There is no big reason, no giant flaw to blame for The Winter of Mixed Drinks's failure to resonate as strongly as Frightened Rabbit's sophomore album does. There are, however, a few small reasons one could point to.
A contributing factor could be the band's recent additions, members wise. Between second and third records, the band gained two new members and with them access to a bunch of new instruments to throw into the mix. Now, going from four dudes to six dudes is by no means an insurmountable obstacle, recording wise, but it does mean the addition of two more voices, two more things to mix into the songs. This might account for the muddled feeling the album maintains throughout. The production gives equal treatment to all elements, making for a soupy, indistinct listen.
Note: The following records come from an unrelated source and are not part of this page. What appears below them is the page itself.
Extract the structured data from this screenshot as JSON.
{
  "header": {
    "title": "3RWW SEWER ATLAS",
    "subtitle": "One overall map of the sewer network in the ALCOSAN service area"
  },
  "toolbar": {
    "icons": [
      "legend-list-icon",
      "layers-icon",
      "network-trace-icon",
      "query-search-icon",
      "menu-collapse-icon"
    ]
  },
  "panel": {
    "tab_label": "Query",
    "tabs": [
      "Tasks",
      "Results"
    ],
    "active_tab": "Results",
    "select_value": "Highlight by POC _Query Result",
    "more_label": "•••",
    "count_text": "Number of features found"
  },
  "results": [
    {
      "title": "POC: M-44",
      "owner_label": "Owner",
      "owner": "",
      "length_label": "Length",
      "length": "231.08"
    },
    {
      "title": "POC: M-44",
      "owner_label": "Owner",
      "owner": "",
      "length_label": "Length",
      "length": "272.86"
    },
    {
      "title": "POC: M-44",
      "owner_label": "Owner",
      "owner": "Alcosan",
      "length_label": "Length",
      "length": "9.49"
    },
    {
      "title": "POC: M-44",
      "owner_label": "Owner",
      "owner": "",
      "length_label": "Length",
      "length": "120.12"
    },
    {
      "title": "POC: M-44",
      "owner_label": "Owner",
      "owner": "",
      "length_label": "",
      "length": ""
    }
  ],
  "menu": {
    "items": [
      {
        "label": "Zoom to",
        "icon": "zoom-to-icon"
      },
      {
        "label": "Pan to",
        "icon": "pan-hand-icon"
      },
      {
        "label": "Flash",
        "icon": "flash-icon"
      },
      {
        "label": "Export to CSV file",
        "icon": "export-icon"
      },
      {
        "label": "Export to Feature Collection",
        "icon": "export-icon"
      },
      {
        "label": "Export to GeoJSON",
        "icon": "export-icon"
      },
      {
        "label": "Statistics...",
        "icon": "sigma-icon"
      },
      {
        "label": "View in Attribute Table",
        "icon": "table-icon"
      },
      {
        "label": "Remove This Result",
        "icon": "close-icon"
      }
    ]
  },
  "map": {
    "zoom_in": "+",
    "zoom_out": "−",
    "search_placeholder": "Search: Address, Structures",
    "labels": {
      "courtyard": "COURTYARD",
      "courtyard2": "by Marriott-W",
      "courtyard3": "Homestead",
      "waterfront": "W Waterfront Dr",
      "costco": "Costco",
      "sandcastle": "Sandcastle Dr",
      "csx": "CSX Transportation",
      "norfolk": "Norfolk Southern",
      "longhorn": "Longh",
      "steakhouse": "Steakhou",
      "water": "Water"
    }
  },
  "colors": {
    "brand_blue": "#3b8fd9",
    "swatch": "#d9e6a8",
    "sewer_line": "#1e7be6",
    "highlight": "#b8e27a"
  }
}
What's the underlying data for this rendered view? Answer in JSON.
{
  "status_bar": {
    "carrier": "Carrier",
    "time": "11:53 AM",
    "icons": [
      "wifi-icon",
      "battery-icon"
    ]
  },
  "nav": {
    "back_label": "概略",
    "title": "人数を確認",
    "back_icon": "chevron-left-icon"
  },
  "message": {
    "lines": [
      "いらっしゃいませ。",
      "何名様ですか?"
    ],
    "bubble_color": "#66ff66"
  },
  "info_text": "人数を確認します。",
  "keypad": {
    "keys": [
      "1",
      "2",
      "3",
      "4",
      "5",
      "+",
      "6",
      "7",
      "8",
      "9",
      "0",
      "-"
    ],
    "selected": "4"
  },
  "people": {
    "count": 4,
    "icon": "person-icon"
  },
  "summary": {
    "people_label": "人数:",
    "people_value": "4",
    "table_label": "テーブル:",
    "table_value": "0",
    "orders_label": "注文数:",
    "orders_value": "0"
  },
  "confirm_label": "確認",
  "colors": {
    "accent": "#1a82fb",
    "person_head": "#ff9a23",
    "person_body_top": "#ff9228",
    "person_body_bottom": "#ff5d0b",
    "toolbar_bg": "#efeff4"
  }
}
Still, it isn't like the band forgot how to write songs. Mixed Drinks still packs a good punch during its best moments. First and second singles Swim Until You Can't See Land and Nothing Like You are both catchy little rock songs that continue the band's reputation for being a cooler, more eloquent Coldplay 2.0. The former is a more subdued number about getting lost in one's one mind. The latter is a classic “fuck you, look how awesome this new girl is,” type song: righteously vengeful without being too bitter. There's also The Loneliness, an album highlight that utilizes gang vocals and one catchy-as-sin guitar melody to perfection, creating a somber tune about... uh... being lonely.
These track aside, the rest of the album plays out in a pleasant, unremarkable way, never really shaking off a crowded, muddy feeling. Which leads to the second possible reason this album doesn't quite stick: lead Rabbit Scott Hutchinson has gone on record saying that Mixed Drinks is a much less personal album than his last, that the record is more about “being lost and not knowing where you are,” and that it is less focused than previous efforts.
This isn't a bad album, and these quotes are by no means deal breakers, but it is a little telling that an album about “feeling lost” suffers from a distinct lack of focus or specific vision.
Again, there is no big reason that The Winter Of Mixed Drinks isn't the almighty followup to Midnight Organ Fight one would hope for. I wish there was a better way to say “it just isn't as good as their last one.”
This personal anecdote will have to do: On their last record, Frightened Rabbit had a way of dominating any activity. Songs about loss and love would float from the background and take hold of whatever was going on. Snips of songs and lyrics would find their way into my brain, hanging on my mind with their simplicity and power. This time around, I had to look up the lyrics.16 March, 2010 - 21:00 — Nate Adams